(TASK TO CARRY OUT): Go through the data and copy every line in which "with" appears.

Records contained in a dataset
──────────────────────────────

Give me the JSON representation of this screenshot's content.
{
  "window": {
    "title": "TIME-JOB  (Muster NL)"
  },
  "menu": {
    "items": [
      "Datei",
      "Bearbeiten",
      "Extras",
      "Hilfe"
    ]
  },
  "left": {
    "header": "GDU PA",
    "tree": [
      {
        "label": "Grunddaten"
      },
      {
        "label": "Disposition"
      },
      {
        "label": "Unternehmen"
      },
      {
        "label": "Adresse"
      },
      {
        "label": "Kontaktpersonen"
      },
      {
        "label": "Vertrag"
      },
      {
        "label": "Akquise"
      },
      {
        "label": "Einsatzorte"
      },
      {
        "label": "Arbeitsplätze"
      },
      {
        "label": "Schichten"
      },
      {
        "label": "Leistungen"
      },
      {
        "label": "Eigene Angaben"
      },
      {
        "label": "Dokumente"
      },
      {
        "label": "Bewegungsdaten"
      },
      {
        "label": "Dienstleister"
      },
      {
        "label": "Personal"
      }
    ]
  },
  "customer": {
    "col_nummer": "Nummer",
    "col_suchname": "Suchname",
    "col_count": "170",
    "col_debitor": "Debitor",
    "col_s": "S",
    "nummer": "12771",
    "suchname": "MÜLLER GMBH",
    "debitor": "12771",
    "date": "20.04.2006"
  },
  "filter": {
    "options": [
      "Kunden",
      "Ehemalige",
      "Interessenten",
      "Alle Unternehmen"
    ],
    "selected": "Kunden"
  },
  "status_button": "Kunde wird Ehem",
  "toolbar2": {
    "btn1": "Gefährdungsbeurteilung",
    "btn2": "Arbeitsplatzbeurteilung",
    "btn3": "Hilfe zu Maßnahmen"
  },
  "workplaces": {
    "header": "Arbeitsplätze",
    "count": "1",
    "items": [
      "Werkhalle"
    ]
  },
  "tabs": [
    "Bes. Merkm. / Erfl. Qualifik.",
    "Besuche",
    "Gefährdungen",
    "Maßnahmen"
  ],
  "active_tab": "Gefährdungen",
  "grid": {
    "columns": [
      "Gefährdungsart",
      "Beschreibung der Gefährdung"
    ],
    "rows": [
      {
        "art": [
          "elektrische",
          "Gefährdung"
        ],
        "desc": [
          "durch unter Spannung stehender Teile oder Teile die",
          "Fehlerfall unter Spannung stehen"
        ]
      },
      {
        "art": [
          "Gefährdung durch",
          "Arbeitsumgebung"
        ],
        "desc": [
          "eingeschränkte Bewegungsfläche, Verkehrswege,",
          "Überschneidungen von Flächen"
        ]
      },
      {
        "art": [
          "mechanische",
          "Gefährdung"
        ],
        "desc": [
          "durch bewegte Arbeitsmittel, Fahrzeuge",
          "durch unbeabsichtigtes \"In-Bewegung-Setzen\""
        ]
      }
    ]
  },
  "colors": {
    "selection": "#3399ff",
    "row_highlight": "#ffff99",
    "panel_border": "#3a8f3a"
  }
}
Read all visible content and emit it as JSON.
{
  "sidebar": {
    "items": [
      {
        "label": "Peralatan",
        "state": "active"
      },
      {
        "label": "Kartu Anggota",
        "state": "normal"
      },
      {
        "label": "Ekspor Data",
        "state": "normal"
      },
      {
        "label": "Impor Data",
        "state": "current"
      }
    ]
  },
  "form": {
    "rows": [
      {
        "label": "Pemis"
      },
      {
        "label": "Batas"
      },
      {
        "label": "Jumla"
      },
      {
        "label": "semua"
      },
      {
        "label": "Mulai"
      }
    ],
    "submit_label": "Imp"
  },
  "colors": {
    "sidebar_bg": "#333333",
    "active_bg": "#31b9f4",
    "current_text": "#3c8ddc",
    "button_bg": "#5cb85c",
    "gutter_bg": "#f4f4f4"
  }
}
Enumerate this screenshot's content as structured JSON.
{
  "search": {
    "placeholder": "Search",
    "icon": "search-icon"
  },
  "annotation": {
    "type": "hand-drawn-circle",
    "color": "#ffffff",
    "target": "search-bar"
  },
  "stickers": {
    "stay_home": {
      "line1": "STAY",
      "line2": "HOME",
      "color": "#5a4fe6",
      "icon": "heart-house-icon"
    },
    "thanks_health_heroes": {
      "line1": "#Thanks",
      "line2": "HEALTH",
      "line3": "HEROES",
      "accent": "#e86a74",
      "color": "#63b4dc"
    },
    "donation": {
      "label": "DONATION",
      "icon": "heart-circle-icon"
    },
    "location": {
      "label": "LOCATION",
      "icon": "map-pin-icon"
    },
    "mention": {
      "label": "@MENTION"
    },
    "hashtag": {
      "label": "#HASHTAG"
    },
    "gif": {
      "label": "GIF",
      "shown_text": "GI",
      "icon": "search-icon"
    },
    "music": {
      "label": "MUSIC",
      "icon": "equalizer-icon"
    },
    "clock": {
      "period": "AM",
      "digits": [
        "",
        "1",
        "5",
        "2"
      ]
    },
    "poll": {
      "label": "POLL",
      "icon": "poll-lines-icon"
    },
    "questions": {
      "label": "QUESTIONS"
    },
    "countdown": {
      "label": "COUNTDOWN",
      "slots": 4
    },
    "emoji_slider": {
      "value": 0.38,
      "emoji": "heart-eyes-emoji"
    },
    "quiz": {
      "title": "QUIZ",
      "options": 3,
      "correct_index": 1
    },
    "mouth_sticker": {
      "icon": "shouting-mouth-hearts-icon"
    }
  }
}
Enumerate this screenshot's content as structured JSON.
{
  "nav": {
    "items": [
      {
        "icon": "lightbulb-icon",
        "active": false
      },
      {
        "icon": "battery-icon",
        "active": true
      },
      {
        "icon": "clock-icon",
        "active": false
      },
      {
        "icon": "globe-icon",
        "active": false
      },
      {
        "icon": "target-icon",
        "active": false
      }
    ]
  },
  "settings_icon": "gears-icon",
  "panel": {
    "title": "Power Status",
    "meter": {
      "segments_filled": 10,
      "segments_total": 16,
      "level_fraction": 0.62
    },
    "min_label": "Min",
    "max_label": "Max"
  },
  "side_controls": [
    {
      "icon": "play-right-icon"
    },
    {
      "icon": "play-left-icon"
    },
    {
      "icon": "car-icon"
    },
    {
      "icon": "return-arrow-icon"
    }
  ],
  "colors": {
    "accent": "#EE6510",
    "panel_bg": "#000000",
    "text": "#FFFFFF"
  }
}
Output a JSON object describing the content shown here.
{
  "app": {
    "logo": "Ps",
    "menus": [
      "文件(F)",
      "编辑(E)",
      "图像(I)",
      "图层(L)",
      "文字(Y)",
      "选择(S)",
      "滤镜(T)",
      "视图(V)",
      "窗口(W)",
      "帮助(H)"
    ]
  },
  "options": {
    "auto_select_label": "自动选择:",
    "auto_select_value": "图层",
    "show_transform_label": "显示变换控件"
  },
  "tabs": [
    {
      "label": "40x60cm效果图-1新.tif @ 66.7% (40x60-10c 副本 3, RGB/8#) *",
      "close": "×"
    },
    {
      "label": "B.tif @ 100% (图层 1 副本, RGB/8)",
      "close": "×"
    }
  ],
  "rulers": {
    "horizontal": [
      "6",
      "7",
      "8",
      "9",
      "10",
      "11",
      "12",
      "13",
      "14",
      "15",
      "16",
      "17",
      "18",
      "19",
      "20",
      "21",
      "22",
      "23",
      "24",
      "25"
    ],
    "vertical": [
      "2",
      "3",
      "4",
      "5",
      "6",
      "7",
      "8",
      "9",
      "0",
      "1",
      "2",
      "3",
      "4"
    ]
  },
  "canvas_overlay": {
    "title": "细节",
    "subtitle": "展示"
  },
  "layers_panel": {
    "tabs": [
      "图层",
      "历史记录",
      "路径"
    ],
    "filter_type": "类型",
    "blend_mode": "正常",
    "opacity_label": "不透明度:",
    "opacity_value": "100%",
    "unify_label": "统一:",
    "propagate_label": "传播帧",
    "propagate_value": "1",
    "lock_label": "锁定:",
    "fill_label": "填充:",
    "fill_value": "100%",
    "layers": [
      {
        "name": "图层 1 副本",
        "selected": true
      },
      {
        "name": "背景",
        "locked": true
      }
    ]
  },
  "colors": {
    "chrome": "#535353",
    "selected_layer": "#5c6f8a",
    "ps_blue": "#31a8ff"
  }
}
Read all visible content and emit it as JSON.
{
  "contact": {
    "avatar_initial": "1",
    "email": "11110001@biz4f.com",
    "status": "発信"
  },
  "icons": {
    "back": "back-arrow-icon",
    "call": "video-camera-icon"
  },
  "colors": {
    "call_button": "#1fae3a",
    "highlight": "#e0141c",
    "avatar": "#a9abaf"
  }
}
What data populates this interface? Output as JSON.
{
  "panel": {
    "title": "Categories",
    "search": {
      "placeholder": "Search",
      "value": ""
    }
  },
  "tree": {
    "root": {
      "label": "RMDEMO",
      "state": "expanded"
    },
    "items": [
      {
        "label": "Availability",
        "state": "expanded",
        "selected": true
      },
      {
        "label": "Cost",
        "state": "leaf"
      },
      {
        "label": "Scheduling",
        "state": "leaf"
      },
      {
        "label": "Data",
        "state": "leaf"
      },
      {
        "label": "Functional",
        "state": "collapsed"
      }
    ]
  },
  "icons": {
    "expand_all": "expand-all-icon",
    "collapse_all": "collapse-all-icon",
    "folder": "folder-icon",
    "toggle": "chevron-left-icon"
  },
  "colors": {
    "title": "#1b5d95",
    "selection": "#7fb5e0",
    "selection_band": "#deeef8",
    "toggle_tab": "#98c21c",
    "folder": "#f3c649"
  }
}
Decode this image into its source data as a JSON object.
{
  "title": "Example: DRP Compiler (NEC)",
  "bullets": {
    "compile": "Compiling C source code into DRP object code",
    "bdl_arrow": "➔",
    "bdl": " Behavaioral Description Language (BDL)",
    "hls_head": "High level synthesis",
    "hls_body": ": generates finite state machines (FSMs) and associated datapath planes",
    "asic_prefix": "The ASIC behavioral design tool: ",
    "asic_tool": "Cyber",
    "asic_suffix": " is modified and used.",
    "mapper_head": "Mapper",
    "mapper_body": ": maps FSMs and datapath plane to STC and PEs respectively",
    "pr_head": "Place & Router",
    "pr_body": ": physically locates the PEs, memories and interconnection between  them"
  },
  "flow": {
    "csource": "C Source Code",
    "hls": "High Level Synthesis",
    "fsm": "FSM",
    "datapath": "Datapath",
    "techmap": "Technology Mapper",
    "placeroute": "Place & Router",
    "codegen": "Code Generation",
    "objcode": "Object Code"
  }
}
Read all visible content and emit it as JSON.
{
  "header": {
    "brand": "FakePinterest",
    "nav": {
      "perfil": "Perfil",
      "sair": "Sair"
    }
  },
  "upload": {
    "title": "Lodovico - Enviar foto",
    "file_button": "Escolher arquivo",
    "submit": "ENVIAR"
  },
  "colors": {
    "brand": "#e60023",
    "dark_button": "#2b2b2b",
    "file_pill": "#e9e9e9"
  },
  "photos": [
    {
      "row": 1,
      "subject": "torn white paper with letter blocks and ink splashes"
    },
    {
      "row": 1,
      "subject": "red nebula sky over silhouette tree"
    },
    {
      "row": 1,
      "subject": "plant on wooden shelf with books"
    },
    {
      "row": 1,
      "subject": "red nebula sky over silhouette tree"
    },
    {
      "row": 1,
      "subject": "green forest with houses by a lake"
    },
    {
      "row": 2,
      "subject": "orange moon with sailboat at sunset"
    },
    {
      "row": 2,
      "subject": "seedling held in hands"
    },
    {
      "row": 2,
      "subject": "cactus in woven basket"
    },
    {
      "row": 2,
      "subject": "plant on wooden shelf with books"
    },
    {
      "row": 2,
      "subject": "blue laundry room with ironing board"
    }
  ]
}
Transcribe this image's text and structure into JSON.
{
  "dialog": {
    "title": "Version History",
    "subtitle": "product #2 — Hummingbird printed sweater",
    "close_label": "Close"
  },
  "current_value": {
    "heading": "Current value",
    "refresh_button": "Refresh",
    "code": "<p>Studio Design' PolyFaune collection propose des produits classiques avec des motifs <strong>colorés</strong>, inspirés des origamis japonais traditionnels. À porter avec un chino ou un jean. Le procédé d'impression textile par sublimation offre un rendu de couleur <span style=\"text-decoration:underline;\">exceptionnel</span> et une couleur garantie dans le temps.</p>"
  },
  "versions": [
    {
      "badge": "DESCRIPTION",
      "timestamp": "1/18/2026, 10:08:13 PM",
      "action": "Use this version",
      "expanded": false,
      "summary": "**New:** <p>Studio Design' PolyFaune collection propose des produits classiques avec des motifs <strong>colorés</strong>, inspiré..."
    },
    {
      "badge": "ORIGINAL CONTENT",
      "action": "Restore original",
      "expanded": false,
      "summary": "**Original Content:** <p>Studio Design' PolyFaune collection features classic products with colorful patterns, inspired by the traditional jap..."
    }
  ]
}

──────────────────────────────

(RESULT):
      "subject": "torn white paper with letter blocks and ink splashes"
      "subject": "plant on wooden shelf with books"
      "subject": "green forest with houses by a lake"
      "subject": "orange moon with sailboat at sunset"
      "subject": "plant on wooden shelf with books"
      "subject": "blue laundry room with ironing board"
      "summary": "**Original Content:** <p>Studio Design' PolyFaune collection features classic products with colorful patterns, inspired by the traditional jap..."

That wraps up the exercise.